This is the sequence of the portrait containing date and time of each shot. Oldest at the bottom, newest on top. Tools: Corel PhotoPaint & Huion H610PRO graphic tablet. Most detailing done with mouse. I will discusss into detail the techniques used to create this portrait in an other blog entry. Perhaps I must try Corel Painter one day as well.

There is something interesting about Pacino's face. As you may know the right side of the body - including the face - is controlled by the left brain and vice versa. If you vertically cover one half of his face you see two totally different expressions and even tissue texture. The left side of the face, controlled by the left brain hemisphere, is calm and shows relatively smooth skin tissue (relatively low muscle tension = relaxed), while the left side of his face reflects a very investigative gaze and displays more muscular tension, suggesting higher tenseness.

To see the difference between stages, click on the top image and you'll jump to the Blogger Lightbox. Then use the scroll wheel of the mouse to quickly browse through the sequential stage images.



AP July 18 2017 13:07 - head is completed






AP July 17 2017 22:05 - Texture detailing & ears






AP July 17 2017 12:33 - detailing texture left cheek






AP July 16 2017 20:30 - colored version






AP July 16 2017 20:30. Did some more detailing on the base layer.






AP 4x July 15 2017 15:11 - color tests





AP July 15 2017 12:02 - Further detailing textures





AP July 15 2017 00:49 - texturing upper cheeks





AP July 14 2017 03:13 - Updated face textures





AP July 12 2017 17:11 - Forehead texture & color test





AP July 12 2017 01:33 - color test





AP July 11 2017 14:20






AP July 10 2017 23:17






AP July 10 2017 (after computer crashed) 14:07






AP July 07 2017 23:00 






AP July 07 2017 19:43 







AP July 07 2017 17:10 







AP July 06 2017 13:47 






AP July 05 2017 19:54   






AP July 04 2017 15:30
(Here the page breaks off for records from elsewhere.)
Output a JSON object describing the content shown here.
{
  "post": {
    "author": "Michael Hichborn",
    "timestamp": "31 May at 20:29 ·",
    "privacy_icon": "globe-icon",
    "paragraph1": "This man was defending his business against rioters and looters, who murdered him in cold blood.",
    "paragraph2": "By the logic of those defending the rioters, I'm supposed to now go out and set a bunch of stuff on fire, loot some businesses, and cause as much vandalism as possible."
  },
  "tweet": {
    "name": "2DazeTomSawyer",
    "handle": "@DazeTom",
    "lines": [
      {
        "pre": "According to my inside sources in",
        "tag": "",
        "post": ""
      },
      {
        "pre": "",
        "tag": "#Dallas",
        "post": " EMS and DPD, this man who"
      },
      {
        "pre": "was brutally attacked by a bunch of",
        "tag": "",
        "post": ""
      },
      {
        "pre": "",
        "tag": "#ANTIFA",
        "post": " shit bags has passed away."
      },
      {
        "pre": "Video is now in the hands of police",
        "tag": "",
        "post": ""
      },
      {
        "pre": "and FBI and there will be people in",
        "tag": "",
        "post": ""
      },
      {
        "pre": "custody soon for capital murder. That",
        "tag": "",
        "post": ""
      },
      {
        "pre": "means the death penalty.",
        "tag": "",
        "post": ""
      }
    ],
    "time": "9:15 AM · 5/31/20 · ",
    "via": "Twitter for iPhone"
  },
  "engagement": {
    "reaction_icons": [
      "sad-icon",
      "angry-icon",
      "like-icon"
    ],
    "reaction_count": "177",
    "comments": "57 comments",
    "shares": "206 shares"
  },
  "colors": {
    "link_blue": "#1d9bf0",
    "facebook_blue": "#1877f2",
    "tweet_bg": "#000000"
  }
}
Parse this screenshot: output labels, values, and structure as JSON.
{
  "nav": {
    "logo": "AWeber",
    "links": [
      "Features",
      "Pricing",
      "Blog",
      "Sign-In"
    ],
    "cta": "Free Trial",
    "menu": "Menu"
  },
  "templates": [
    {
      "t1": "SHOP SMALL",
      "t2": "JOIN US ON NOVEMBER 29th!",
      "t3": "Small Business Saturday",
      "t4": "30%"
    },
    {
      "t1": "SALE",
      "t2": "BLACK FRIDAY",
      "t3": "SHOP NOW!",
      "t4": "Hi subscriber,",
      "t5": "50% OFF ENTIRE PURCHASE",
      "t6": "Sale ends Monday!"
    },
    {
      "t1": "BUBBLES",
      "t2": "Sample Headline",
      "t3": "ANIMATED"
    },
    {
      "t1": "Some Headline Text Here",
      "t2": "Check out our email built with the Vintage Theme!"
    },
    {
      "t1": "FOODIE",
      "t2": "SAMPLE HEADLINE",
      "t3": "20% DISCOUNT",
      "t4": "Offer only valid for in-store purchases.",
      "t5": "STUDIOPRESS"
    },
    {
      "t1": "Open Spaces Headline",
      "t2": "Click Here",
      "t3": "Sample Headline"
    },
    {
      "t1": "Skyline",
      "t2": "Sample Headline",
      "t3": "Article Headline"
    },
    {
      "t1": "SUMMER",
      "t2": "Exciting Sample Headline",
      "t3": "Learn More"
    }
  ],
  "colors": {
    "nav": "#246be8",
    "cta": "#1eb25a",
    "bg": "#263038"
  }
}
AP July 04 2017 11:27





AP July 04 2017 00:21






AP July 03 2017 17:00




AP July 03 2017 13:30




AP July 02 2017 11:40




AP July 03 2017 09:00